**TASK GOAL:** Could you return every line of the records below that contains the word "JSON"?

(Dataset rows describing interfaces)
____________

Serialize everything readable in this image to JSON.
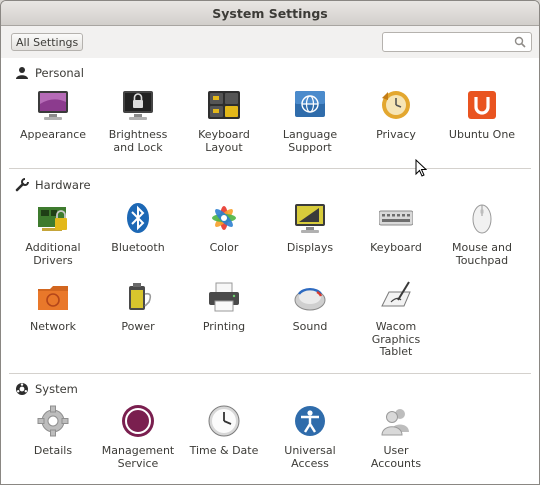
{
  "window": {
    "title": "System Settings"
  },
  "toolbar": {
    "all_settings_label": "All Settings",
    "search_placeholder": ""
  },
  "sections": {
    "personal": {
      "title": "Personal",
      "items": [
        "Appearance",
        "Brightness\nand Lock",
        "Keyboard\nLayout",
        "Language\nSupport",
        "Privacy",
        "Ubuntu One"
      ]
    },
    "hardware": {
      "title": "Hardware",
      "items": [
        "Additional\nDrivers",
        "Bluetooth",
        "Color",
        "Displays",
        "Keyboard",
        "Mouse and\nTouchpad",
        "Network",
        "Power",
        "Printing",
        "Sound",
        "Wacom\nGraphics\nTablet"
      ]
    },
    "system": {
      "title": "System",
      "items": [
        "Details",
        "Management\nService",
        "Time & Date",
        "Universal\nAccess",
        "User\nAccounts"
      ]
    }
  },
  "colors": {
    "ubuntu_orange": "#e95420",
    "management_purple": "#7a1f4f",
    "bluetooth_blue": "#1d68b5"
  }
}
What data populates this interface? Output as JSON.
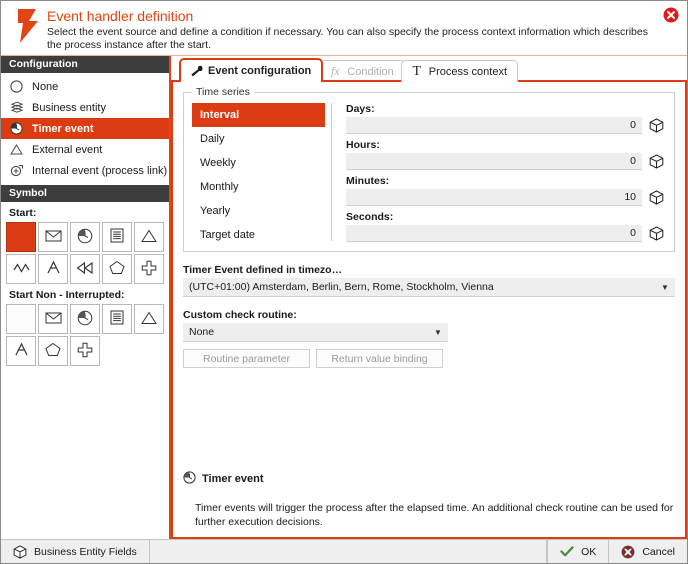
{
  "header": {
    "icon": "lightning-bolt-icon",
    "title": "Event handler definition",
    "description": "Select the event source and define a condition if necessary. You can also specify the process context information which describes the process instance after the start.",
    "close_icon": "close-icon"
  },
  "accent_color": "#DC3C14",
  "sidebar": {
    "configuration_header": "Configuration",
    "items": [
      {
        "label": "None",
        "icon": "circle-icon",
        "selected": false
      },
      {
        "label": "Business entity",
        "icon": "business-entity-icon",
        "selected": false
      },
      {
        "label": "Timer event",
        "icon": "clock-icon",
        "selected": true
      },
      {
        "label": "External event",
        "icon": "triangle-icon",
        "selected": false
      },
      {
        "label": "Internal event (process link)",
        "icon": "process-link-icon",
        "selected": false
      }
    ],
    "symbol_header": "Symbol",
    "start_label": "Start:",
    "start_symbols": [
      {
        "icon": "filled-square-icon",
        "selected": true
      },
      {
        "icon": "envelope-icon",
        "selected": false
      },
      {
        "icon": "clock-icon",
        "selected": false
      },
      {
        "icon": "document-icon",
        "selected": false
      },
      {
        "icon": "triangle-icon",
        "selected": false
      },
      {
        "icon": "signal-icon",
        "selected": false
      },
      {
        "icon": "escalation-icon",
        "selected": false
      },
      {
        "icon": "rewind-icon",
        "selected": false
      },
      {
        "icon": "pentagon-icon",
        "selected": false
      },
      {
        "icon": "plus-cross-icon",
        "selected": false
      }
    ],
    "start_non_interrupted_label": "Start Non - Interrupted:",
    "start_non_interrupted_symbols": [
      {
        "icon": "blank-icon",
        "selected": false
      },
      {
        "icon": "envelope-icon",
        "selected": false
      },
      {
        "icon": "clock-icon",
        "selected": false
      },
      {
        "icon": "document-icon",
        "selected": false
      },
      {
        "icon": "triangle-icon",
        "selected": false
      },
      {
        "icon": "escalation-icon",
        "selected": false
      },
      {
        "icon": "pentagon-icon",
        "selected": false
      },
      {
        "icon": "plus-cross-icon",
        "selected": false
      }
    ]
  },
  "tabs": [
    {
      "label": "Event configuration",
      "icon": "wrench-icon",
      "active": true,
      "disabled": false
    },
    {
      "label": "Condition",
      "icon": "fx-icon",
      "active": false,
      "disabled": true
    },
    {
      "label": "Process context",
      "icon": "text-t-icon",
      "active": false,
      "disabled": false
    }
  ],
  "panel": {
    "time_series": {
      "legend": "Time series",
      "items": [
        {
          "label": "Interval",
          "selected": true
        },
        {
          "label": "Daily",
          "selected": false
        },
        {
          "label": "Weekly",
          "selected": false
        },
        {
          "label": "Monthly",
          "selected": false
        },
        {
          "label": "Yearly",
          "selected": false
        },
        {
          "label": "Target date",
          "selected": false
        }
      ],
      "fields": [
        {
          "label": "Days:",
          "value": "0",
          "button_icon": "cube-icon"
        },
        {
          "label": "Hours:",
          "value": "0",
          "button_icon": "cube-icon"
        },
        {
          "label": "Minutes:",
          "value": "10",
          "button_icon": "cube-icon"
        },
        {
          "label": "Seconds:",
          "value": "0",
          "button_icon": "cube-icon"
        }
      ]
    },
    "timezone": {
      "label": "Timer Event defined in timezo…",
      "value": "(UTC+01:00) Amsterdam, Berlin, Bern, Rome, Stockholm, Vienna",
      "arrow_icon": "chevron-down-icon"
    },
    "custom_check_routine": {
      "label": "Custom check routine:",
      "value": "None",
      "arrow_icon": "chevron-down-icon",
      "buttons": [
        {
          "label": "Routine parameter",
          "disabled": true
        },
        {
          "label": "Return value binding",
          "disabled": true
        }
      ]
    },
    "info": {
      "icon": "clock-icon",
      "title": "Timer event",
      "text": "Timer events will trigger the process after the elapsed time. An additional check routine can be used for further execution decisions."
    }
  },
  "footer": {
    "business_entity_fields": {
      "label": "Business Entity Fields",
      "icon": "cube-icon"
    },
    "ok": {
      "label": "OK",
      "icon": "check-icon",
      "color": "#4C8C3F"
    },
    "cancel": {
      "label": "Cancel",
      "icon": "cancel-circle-icon",
      "color": "#7A2E33"
    }
  }
}
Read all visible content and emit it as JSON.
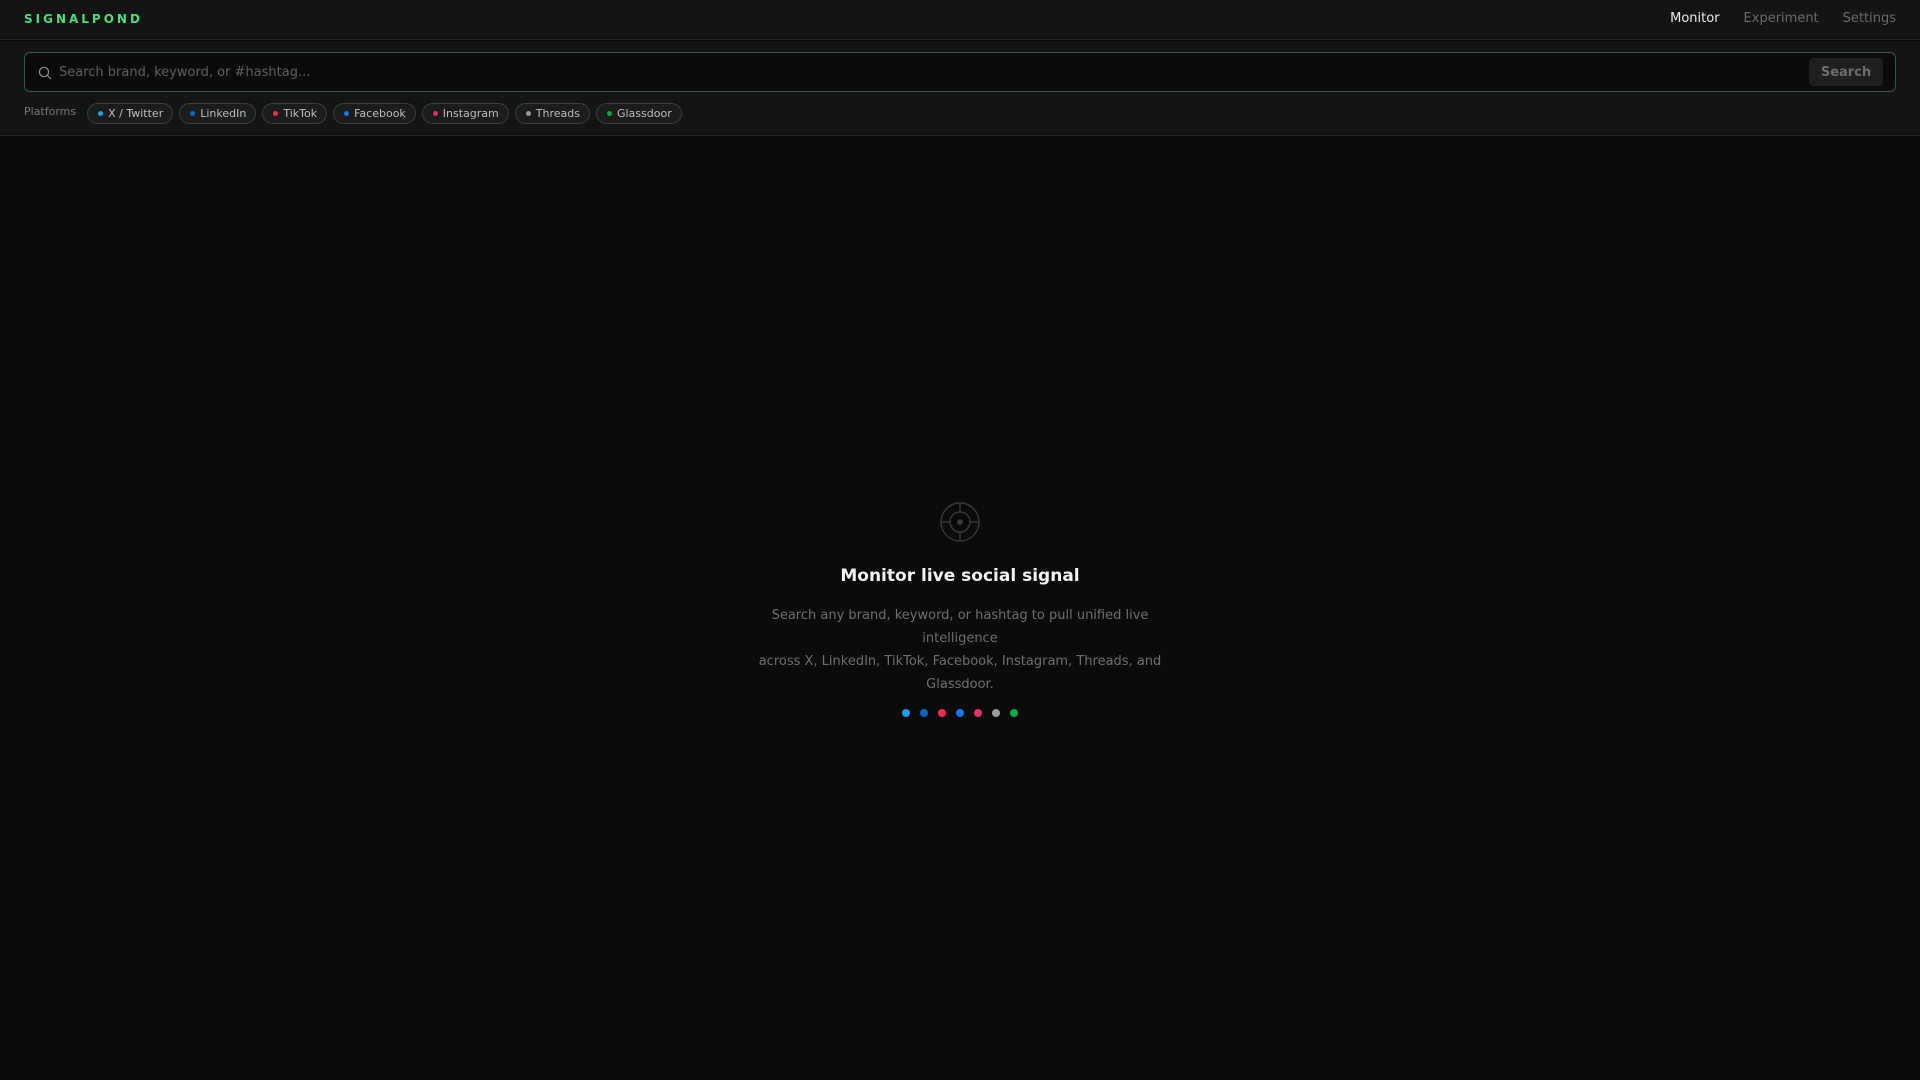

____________

**RESPONSE TO THE EXERCISE:**
Serialize everything readable in this image to JSON.
What data populates this interface? Output as JSON.
Read all visible content and emit it as JSON.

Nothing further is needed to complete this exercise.